Lawmakers in Serbia and Montenegro punched and shoved each other as two separate fights broke out in the nations’ parliaments over the adoption of a law on the ownership of property by churches.
In Serbia, the trouble started when the leader of the opposition Dveri party, Bosko Obradovic, and fellow lawmaker Ivan Kostic came to the floor while holding two politically-charged banners. One read “Serbia, why are you silent?” and the other – “Vucic and Milo – the twin brothers,” which was an attack on Serbian President Aleksandar Vucic and his Montenegrin counterpart, Milo Djukanovic.
Several offended lawmakers tried to rip the banners from their hands. A fierce scuffle ensued, with more MPs joining the brawl.

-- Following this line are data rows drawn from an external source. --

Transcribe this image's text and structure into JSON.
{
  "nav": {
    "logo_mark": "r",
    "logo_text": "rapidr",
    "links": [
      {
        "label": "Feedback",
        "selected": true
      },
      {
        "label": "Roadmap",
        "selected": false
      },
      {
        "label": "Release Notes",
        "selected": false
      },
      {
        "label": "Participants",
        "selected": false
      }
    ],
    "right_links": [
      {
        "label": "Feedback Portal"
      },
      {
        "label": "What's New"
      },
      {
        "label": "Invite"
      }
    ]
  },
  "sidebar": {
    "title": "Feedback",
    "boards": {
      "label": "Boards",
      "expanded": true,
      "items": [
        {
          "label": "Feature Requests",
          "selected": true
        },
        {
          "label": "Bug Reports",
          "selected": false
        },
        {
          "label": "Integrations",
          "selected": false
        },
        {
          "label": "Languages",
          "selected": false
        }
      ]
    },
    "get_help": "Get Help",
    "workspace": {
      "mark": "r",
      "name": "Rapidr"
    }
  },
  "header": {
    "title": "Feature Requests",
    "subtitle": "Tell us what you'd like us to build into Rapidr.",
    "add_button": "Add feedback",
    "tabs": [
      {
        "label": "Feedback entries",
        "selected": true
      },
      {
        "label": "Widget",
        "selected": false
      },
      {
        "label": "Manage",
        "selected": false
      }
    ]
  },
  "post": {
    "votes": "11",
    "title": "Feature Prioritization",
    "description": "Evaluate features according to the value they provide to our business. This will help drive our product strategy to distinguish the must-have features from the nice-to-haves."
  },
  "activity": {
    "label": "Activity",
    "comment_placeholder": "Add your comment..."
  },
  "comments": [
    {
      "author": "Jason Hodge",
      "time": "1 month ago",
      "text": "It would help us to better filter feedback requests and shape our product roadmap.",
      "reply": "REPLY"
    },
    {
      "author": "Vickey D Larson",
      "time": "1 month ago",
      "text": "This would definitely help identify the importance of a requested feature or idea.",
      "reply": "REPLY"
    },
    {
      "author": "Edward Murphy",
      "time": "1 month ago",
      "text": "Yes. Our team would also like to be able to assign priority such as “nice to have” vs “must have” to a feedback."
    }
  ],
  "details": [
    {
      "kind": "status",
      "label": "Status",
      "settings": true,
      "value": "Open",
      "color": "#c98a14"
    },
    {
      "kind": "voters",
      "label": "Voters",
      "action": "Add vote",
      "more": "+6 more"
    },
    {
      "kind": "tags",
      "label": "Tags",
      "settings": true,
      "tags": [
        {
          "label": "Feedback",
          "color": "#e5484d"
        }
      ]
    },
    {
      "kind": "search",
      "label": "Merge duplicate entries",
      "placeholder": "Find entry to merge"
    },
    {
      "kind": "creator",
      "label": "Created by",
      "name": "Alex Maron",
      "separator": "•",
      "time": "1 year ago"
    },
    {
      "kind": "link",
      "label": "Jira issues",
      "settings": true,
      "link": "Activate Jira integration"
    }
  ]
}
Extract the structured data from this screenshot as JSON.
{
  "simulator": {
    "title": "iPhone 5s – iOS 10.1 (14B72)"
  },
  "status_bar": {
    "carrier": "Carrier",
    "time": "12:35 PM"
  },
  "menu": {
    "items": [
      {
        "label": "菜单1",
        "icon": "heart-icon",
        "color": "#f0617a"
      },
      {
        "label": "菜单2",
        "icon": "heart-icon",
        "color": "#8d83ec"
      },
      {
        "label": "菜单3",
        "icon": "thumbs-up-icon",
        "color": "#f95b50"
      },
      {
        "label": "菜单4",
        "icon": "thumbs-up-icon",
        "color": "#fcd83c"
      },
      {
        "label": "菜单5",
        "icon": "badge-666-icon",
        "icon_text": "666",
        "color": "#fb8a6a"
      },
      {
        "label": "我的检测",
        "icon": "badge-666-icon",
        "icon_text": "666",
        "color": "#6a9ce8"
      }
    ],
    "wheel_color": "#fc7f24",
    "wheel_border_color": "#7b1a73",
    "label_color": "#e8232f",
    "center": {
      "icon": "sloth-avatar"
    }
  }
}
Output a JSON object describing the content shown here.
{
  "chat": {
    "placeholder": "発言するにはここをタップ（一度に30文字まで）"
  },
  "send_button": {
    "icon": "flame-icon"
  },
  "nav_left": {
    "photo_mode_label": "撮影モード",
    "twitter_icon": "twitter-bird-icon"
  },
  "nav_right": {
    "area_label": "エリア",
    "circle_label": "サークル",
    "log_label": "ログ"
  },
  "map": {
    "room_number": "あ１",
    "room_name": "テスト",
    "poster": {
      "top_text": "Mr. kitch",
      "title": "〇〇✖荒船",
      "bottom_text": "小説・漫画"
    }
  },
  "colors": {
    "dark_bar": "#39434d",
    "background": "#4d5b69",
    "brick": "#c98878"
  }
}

The fight was triggered by the adoption of a controversial religious law in neighbouring Montenegro earlier that day, which had also led to a brawl in the local parliament as well. The two republics of former Yugoslavia existed as single country since 1992, until Montenegro voted for independence in 2006.
According to the new law, all religious communities have to provide proof of ownership of every property they have held from before 1918, when Montenegro joined the Serbs to create a new state.
Opposition lawmakers attempted to disrupt the vote for the law on Friday. This led to chaos, and police were called in to detain some of the MPs.
The legislation sparked protests by Serbian Orthodox Church supporters, who are afraid it would be stripped of historical churches. The authorities denied that this would happen.